Contact Network connected nearly 140 community anchor institutions to its network through June 2013, using funds from its two BTOP awards. Contact Network is deploying a 964-mile broadband network throughout 12 economically distressed counties in the Mississippi Delta region where anchor institutions currently lack the bandwidth necessary to enable distance learning, telemedicine, and enhanced public safety applications. In addition, the organization is working with key state agencies, including the Mississippi Department of Transportation and various public safety entities, in a public-private partnership to expand high-speed Internet access in 16 counties in southern and central Mississippi. The network in those counties will utilize more than 670 miles of new fiber-optic infrastructure and more than 260 miles of leased fiber.

The September 16, 2010, grand opening of the Coppin Heights-Rosemont Family Computer Center provided numerous examples of how communities benefit from BTOP projects. The center’s executive director, Dr. York Bradshaw, and University President Dr. Reginald S. Avery hosted the event but local residents were the stars. A ninth-grade Coppin Academy student and a semi-retired resident spoke during the formal program, praising the learning programs at the center including the “Employment and the Internet” training program. The Center will serve a low-income West Baltimore community with a high minority population and will offer 15 training and educational courses. The Center was slated to provide a summer technology camp for elementary and middle school students in summer 2010, and begin to offer other courses at all age levels.
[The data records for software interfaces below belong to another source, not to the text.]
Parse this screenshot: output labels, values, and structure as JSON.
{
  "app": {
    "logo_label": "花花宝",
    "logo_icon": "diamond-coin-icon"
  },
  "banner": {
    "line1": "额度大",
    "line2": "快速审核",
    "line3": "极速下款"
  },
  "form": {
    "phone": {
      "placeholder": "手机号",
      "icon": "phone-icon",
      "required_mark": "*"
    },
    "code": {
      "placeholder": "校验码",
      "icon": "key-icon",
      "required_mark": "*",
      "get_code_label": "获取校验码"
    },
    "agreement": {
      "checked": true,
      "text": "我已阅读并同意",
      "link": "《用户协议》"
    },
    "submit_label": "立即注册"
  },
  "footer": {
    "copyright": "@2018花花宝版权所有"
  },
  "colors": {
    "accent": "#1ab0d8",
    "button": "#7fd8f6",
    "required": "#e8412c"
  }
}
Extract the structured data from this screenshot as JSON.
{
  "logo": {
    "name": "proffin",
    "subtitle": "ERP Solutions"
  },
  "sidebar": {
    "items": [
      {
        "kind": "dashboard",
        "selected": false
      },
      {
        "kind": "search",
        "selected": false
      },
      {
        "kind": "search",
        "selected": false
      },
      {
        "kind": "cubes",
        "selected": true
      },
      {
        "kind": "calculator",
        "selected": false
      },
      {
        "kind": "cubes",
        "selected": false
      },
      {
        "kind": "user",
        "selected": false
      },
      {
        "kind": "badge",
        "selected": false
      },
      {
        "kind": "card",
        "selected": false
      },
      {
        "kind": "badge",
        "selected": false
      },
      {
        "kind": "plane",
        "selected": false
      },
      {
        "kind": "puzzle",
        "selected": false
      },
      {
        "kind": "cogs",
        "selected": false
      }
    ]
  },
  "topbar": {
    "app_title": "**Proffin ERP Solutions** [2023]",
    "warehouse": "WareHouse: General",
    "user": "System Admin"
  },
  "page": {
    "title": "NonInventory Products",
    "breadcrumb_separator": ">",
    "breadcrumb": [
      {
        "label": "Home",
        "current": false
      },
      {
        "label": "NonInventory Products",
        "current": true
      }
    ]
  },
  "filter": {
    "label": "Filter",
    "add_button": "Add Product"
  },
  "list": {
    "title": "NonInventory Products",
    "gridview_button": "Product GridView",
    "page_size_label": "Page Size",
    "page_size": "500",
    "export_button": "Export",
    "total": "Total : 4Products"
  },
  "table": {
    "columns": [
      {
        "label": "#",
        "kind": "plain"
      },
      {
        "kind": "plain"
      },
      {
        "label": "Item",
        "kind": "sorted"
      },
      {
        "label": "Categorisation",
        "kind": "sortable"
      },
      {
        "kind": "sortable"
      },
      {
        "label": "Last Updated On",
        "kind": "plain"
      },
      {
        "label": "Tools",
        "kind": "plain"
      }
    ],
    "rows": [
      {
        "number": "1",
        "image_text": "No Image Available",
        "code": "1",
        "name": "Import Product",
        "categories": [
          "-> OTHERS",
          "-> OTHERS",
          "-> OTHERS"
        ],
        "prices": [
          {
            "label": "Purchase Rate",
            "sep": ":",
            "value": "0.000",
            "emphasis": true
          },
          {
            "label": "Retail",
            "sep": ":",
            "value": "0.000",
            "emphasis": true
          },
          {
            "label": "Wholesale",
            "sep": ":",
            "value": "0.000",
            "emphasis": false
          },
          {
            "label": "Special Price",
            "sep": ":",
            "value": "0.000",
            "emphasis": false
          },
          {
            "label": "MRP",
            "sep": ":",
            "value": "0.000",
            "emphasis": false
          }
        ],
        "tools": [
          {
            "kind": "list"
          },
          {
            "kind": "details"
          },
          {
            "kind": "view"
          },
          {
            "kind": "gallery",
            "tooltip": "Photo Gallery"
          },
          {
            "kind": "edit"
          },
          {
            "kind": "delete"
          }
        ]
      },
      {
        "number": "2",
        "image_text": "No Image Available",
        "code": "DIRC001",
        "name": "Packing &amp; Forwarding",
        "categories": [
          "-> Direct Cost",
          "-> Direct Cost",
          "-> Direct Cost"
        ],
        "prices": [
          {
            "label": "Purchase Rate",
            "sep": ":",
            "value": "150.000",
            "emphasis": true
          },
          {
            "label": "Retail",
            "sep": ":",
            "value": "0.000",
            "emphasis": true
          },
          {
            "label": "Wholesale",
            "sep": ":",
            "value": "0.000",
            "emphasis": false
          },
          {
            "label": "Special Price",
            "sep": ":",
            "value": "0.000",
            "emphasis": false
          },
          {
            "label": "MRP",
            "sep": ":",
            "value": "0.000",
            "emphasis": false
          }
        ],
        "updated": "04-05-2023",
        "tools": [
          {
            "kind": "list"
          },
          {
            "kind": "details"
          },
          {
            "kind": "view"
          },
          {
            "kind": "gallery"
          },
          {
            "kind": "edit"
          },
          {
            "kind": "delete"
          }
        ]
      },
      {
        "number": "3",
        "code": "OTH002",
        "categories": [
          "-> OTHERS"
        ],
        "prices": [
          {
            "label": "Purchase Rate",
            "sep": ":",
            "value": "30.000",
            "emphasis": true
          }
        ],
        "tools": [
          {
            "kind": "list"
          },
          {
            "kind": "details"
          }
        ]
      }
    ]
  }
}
To see local news coverage, please visit here.

Last Updated: November 22, 2010

BTOP in Action

Fayetteville State University

Fayetteville State University and the Fayetteville Metropolitan Housing Authority opened a new...

btop map logo
digital literacy logo

Connect With Us

RSS facebook flickr twitter YouTube